By Steve Trollinger
Most multichannel marketers, particularly those with catalogs at the heart of their business, understand the importance of direct mail and its role in generating retail traffic. But not all brick and mortar retailers have embraced direct mail's potential as a way to drum up more in-store business.
This month's column focuses on distance as an important factor in the improved success of retail-focused direct mail campaigns. Certainly the creative used, the merchandise offered and the company's overall brand promise and in-store experience are tremendously important to the success of any campaign, but I'm speaking here about how to understand and use distance to make your mailings more efficient and more productive.

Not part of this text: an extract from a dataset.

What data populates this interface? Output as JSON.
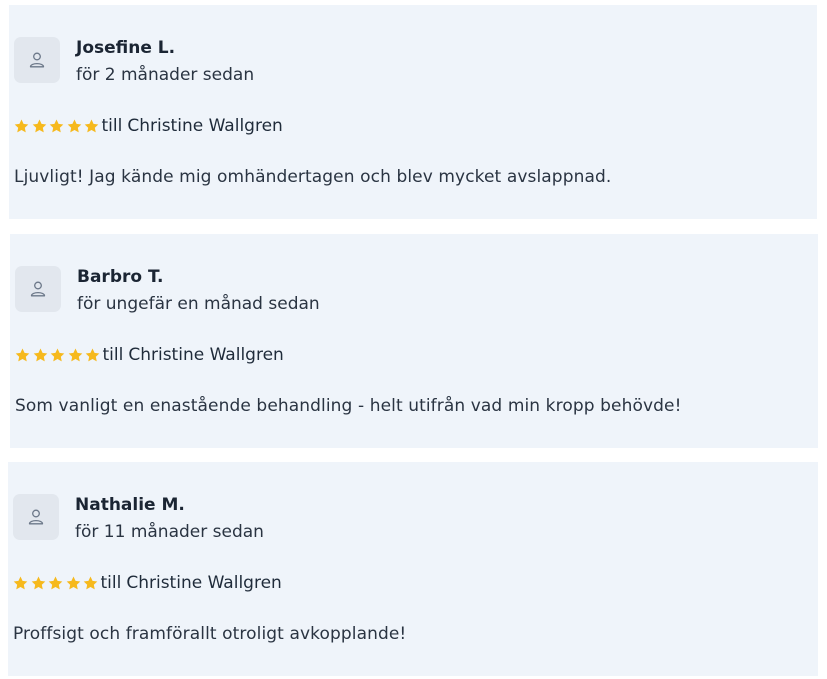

Most retail mailers that either aren't big enough or sophisticated enough for a customer file model will employ some form of recency, frequency and monetary (RFM) segmentation when setting up their file for mailings. Using RFM segmentation allows mailers to target audiences for campaigns based on the most important transactional attributes—when they last made a purchase, how much they typically spend, and how many times they have ever purchased. For retailers, segmenting and mailing based on a customer's distance from a retail location often will enhance performance and may even be a greater predictor of response than frequency or monetary value, particularly if the retailer experiences peak and non-peak seasons.
The ability to segment by these variables is predicated on the retailer's ability to capture good data in the first place. This brings up an issue that underlies the entire topic of retail-based direct mail: Even the most sophisticated campaign management software and most skillfully executed mailings will fail to produce actionable results if the people at the registers don't buy into and understand what you're trying to accomplish with direct mail. I can't remember how many times I've been asked for my phone number or ZIP code at a retail register—or how many times I haven't been asked when I know I should have. If the systems and personnel aren't in place to track the campaigns you put together, don't bother adding distance to your segmentation criteria because you probably won't know if it worked anyway. If you can track though, read on.